Actually, I own a MBP and an iphone, albeit they were both company gifts. I like my MBP, I would even consider buying one myself if only for the fact that is has lasted me longer (I tend to be tough on laptops, not Toughbook levels of tough but nonetheless) than most other laptops. The phone however is a different story. I also enjoy the free OS version upgrades.

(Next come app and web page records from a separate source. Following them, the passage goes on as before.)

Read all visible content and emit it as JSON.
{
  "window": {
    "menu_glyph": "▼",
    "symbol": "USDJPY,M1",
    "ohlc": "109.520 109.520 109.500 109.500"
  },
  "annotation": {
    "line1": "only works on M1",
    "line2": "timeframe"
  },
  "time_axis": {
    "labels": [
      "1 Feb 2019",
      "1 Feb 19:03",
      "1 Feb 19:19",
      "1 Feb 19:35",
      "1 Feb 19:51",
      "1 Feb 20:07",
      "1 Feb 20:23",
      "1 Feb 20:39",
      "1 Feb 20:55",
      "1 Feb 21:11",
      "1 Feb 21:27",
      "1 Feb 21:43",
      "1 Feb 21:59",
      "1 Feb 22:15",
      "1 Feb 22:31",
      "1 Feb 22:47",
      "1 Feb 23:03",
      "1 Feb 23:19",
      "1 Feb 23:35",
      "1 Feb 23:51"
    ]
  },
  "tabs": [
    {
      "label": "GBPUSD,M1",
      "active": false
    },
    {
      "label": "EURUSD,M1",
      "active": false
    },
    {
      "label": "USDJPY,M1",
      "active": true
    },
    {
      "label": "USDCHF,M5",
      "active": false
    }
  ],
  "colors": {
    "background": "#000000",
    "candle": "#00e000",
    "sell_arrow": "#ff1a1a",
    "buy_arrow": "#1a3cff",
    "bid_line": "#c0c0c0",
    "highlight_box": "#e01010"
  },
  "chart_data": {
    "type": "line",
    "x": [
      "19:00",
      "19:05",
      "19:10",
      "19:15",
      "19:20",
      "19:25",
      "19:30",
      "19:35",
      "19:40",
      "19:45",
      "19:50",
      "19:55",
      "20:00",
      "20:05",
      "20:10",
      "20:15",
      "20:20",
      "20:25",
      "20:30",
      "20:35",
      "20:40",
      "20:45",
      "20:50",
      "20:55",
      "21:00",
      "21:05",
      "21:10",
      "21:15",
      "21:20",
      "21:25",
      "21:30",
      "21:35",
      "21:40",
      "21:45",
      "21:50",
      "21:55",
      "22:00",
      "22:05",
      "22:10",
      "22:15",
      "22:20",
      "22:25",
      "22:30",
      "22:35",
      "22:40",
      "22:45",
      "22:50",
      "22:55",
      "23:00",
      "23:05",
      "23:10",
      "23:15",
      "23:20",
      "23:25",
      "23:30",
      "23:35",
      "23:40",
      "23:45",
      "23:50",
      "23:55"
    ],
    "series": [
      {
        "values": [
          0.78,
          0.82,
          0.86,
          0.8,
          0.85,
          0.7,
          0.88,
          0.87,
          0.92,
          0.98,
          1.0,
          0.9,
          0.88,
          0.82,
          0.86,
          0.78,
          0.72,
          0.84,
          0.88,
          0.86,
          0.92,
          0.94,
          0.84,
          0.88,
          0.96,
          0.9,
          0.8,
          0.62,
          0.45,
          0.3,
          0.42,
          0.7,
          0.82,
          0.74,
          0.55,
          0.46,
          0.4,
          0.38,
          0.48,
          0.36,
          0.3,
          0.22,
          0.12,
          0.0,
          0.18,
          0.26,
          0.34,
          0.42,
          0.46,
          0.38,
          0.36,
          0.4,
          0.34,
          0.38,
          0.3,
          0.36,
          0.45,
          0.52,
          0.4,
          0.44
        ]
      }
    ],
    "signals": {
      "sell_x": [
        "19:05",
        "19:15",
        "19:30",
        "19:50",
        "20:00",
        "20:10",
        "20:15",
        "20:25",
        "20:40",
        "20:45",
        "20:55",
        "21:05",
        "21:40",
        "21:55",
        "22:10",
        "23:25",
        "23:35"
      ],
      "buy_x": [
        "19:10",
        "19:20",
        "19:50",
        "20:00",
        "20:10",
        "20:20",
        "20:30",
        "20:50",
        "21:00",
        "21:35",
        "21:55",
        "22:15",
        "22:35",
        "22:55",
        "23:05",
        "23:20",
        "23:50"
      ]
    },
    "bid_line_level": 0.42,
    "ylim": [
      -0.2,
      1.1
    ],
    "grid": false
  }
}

What you are saying (with my limited understanding... Thanks for the personal attack, stay classy.) is because it has been hyped for 5 months as the "best smart watch" without being released of course, because who cares about empirical evidence when you have marketing? Has good "looks" which is totally subjective and after all it is another thin rectangle with rounded corners. Quality: a battery that at best guess real-world use lasts 18 hours and at worst as little as 3 hours although the glass quality seems decent. Last but far from least: Functionality... What does it do that a phone doesn't besides add a sensor package? $349 to save an insignificant amount of arm movement to pull the phone out of my pocket and use apps that have less functionality than their phone counterparts, check my pulse and how many steps I've taken... That isn't the intrinsic value I would be looking for and I would guess most of those features will go unused by owners once the wow factor wears off. Hats off to the engineers for board design but it is more a gadget than a tool then again most smart watches are.
Also nice job inferring that all of Apple's competitors (the ones who have actually released smart watch products to market) are low quality poseurs, That is certainly the way to convince people of product superiority and remind them of that humility Apple and it's userbase is known for. Odd that Apple users don't quite like it when someone uses their tactics to criticize them.